“That is something that all of us can control,” Executive Director of the Clean Air Campaign Tedra Cheatham said at the Buckhead Business Association’s weekly breakfast meeting Thursday at City Club of Buckhead.
The downtown Atlanta-based campaign is actively working toward helping community members change transportation behaviors for the economic and environmental benefit of metro Atlanta.
Cheatham, of Candler Park, spoke to association members about the economic and environmental impacts of traffic congestion on the Buckhead community and greater Atlanta.
The campaign is about making businesses better and creating sustainable communities, Cheatham said. She said it was a result of the efforts made for the 1996 Summer Olympics, which prolonged a period of low-ozone pollution, significantly decreased rates of childhood asthma and reduced pediatric emergency room visits.
“It started about 15 or 16 years ago right after the Olympics,” Cheatham said.
She said the most current trends affecting our region are worsening traffic congestion, economic stagnation with a lack of infrastructure funding and volatile gas prices. Cheatham said parents should turn off their vehicles while waiting in school pickup lines because idling for 30 seconds wastes more gas than turning the car off and on.
And Cheatham said metro Atlanta’s population is expected to grow by about 3 million by 2040.
“That’s like adding another state of Arkansas or a few more Fulton counties,” she said.The campaign launched Georgia Commute Options, a statewide program, which bundles services together to make them understandable for workplaces.
“They are free services to help workplaces improve productivity by getting employees out of traffic,” Cheatham said.
The campaign works with more than 1,600 Georgia employers and offers services including telework consulting and manager training on how to handle teleworking, guaranteed rides home if in a bind and onsite events.It also offers cluster analysis where the campaign goes to a business and gathers addresses to figure out which employees can carpool with each other.
Cheatham said clean air commutes, including teleworking, ride shares, buses and trains, has increased by 20 percent since 2007.
“But we still have a lot of work to do,” she said.
Cheatham emphasized how commute alternatives like teleworking or sharing rides can impact both traffic and air quality.
“About 22 counties, most in the metro Atlanta region, … we do not currently meet EPA standards for air quality,” she said.
Half of people with clean air commutes are teleworkers, who work from home at least once a week, she said.

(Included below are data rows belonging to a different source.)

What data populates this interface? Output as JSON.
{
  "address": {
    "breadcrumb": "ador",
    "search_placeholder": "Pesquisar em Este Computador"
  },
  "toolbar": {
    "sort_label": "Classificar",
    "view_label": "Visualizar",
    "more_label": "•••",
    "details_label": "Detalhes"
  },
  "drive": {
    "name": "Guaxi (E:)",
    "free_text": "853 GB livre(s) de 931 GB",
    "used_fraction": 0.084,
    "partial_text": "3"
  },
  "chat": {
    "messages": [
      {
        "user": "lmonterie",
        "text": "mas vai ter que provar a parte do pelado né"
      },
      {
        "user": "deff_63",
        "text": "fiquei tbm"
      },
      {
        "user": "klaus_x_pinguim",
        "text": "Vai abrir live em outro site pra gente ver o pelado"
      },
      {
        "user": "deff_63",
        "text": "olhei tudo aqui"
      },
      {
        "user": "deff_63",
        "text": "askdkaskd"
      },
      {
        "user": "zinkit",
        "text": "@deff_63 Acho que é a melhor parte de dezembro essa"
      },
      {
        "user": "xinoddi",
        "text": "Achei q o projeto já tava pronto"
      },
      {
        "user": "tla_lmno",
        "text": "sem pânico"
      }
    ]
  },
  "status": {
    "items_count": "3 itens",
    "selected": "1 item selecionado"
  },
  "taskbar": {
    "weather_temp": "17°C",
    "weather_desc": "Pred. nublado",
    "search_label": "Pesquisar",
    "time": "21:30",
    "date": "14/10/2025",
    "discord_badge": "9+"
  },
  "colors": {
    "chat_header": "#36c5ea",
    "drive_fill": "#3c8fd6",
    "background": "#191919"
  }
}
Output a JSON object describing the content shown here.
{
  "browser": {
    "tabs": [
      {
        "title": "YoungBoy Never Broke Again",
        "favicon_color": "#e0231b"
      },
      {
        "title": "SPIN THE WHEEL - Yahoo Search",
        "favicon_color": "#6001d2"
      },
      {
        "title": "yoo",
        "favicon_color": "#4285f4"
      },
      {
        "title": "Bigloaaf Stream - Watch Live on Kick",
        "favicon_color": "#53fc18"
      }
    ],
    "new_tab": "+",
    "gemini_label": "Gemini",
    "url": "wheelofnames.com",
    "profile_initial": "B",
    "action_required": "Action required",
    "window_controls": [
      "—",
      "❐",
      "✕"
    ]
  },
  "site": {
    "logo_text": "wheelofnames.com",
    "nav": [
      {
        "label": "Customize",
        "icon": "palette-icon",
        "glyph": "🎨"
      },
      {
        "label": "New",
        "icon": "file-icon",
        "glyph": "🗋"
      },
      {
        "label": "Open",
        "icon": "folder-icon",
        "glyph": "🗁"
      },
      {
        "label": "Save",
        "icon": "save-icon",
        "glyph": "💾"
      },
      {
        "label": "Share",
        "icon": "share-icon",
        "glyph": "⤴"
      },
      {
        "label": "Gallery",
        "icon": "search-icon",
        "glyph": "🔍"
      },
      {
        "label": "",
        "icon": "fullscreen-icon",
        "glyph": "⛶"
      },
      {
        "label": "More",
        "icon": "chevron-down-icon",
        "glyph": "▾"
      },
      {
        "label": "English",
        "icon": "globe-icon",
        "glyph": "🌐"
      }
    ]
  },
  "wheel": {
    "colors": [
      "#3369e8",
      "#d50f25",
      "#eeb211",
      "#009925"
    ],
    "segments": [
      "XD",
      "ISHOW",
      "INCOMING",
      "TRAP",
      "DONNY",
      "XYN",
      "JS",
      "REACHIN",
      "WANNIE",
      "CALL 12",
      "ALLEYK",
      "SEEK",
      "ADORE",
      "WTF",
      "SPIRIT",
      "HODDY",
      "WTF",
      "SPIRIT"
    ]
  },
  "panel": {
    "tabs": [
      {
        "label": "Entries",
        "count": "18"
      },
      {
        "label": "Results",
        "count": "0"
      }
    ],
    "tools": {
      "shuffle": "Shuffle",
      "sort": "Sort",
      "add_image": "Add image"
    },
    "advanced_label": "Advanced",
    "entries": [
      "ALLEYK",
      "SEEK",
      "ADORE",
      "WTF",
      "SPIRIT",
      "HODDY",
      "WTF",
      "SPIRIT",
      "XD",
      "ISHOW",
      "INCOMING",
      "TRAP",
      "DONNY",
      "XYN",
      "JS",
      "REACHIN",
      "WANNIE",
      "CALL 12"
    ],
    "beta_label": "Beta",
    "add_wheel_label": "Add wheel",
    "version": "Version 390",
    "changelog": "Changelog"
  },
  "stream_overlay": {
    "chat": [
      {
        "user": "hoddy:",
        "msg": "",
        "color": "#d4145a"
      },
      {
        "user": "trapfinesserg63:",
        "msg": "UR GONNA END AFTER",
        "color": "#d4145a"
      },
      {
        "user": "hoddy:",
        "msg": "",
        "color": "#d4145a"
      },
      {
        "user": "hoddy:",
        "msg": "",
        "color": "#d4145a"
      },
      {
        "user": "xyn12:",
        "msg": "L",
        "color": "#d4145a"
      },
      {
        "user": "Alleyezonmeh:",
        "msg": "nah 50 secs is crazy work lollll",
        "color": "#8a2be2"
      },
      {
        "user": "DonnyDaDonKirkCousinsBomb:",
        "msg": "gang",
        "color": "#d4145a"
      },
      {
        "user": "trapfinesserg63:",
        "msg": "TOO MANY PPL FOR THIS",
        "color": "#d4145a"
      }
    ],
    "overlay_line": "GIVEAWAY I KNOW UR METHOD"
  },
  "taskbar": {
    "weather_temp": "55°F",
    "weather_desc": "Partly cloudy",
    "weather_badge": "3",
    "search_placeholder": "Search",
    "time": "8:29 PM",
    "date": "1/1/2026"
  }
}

“336,000 people stay home once a week rather than on the roads. That’s a full day’s traffic on the Downtown Connector,” she said.
One association member asked,” For employees to get tax benefits, how is that validated?”
Cheatham said, “We’ll actually come out and meet with HR people and explain everything. We’ll walk you through the process. We’re happy to do it.”
She said teleworking reduces overhead costs by 10 percent to 19 percent.
Aside from saving money on gas, Cheatham said teleworking reduces vehicle wear-and-tear, decreases dry cleaning bills and makes it easier to avoid dining out every day for lunch.
She said 20- to 30- year-olds these days are looking for work-life balance, flexibility and sense of place.
“We have to think about businesses differently,” Cheatham said. “This is all about personal choices."